Is there a need for centralized control over infrastructure?
Gartner stresses the integration angle:
"The CMP proposition is that it is too tough to integrate the various cloud management functions."
If integration of various cloud management functions is at the heart of CMPs' value proposition, does it make sense to use separate solutions for, say, cost management, security and provisioning? Integration of all functions in the "one platform to rule them all" is most compelling when there is a centralized IT function that is responsible for the whole cloud estate. When ownership of cloud environments is decentralized, the value of integration becomes less clear. I will argue that choosing the best tools for specific high-priority problems, such as backup/DR or cost optimization, will likely outweight the benefits of having an integrated solution in most cases. Different organizations have different needs; if you need to solve a cloud cost problem, an excellent cost optimization tool will help you more than an integrated multi-purpose solution.

What will the mainstream implementation of hybrid cloud and multi-cloud be in the next years?
I have difficulty buying into the vision of "workloads floating across clouds". I'm certainly biased, and maybe I just don't sufficiently understand those simple, standardized enterprise workloads that have to be deployed multiple times in various clouds around the globe. There probably are many line-of-business applications that are more or less self-contained and can be easily moved, I just haven't seem them.
The environments in which I work are different: Complex application landscapes, moving substantial data, with a high need for 24/7 availability, best possible performance and user experience. I can't see those types of environments arbitrarily being spread across clouds, at least not without a serious downside.

In the last few years, at least the industry has agreed on a standard for packaging and deploying application, through containers, implemented with Docker and Kubernetes. That offers a new angle on the CMP market, though I only partially agree with Gartner's summary:
"More vendors will enter this market as newer technologies (e.g., containers and serverless) will need to be provisioned and managed in multicloud scenarios."
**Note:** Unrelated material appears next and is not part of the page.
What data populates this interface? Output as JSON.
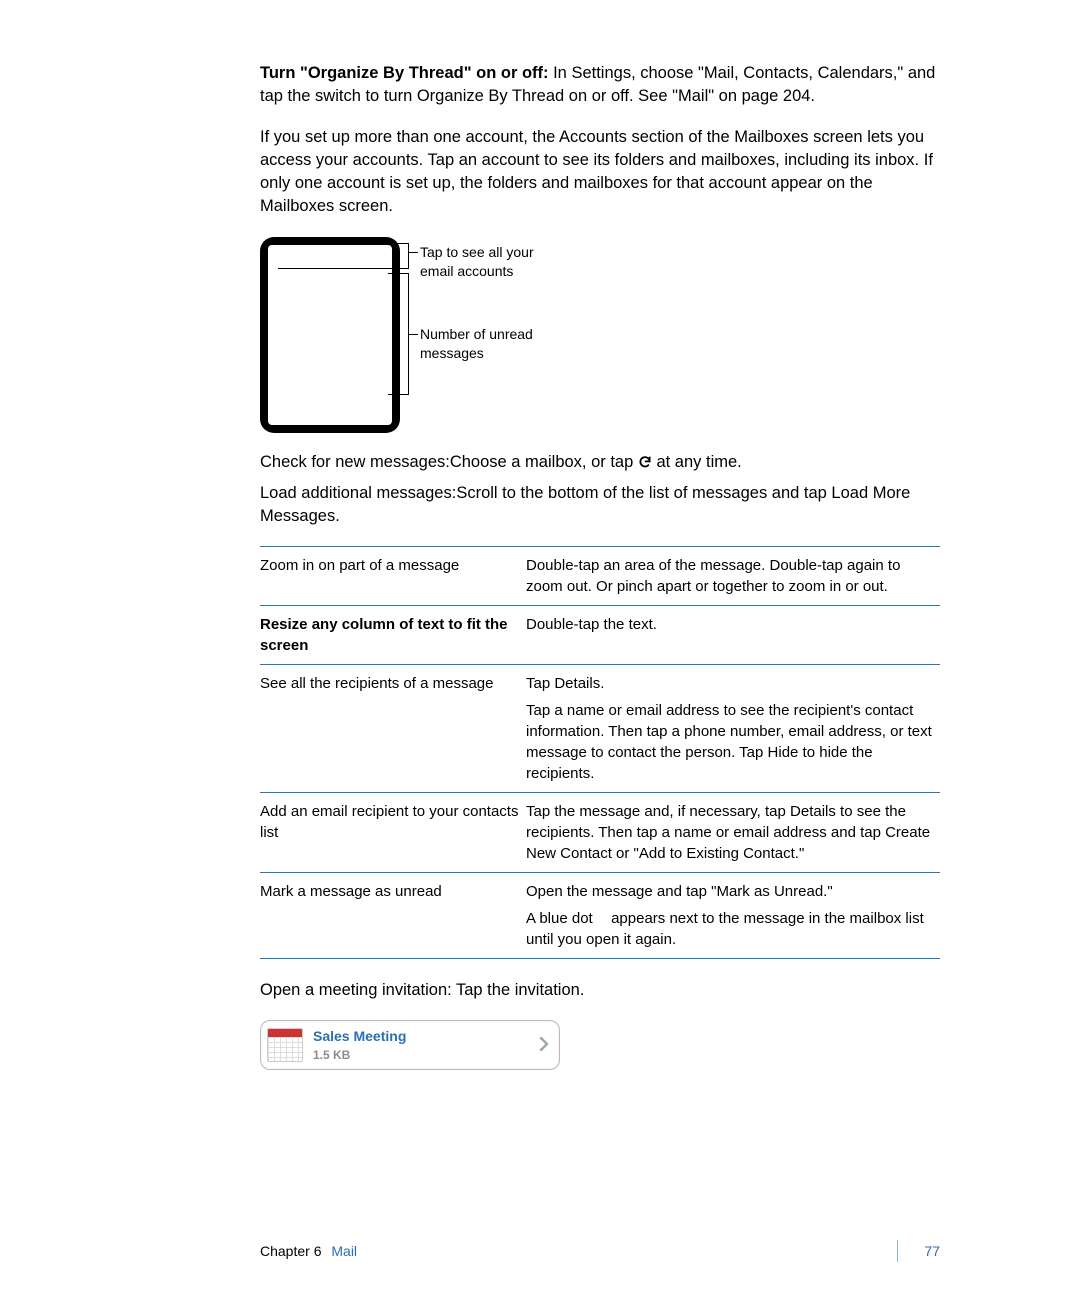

It may well be the other way around; with containers now the industry standard for packaging and deploying, and large investiments going into CI/CD automation of container deployment, the CMP value proposition is actually weaker - if your container CI/CD pipelines support easy deployment to Kubernetes clusters in various clouds, why put a CMP in between? It will be interesting to see how this space develops as successful and less successful multi-cloud approaches emerge.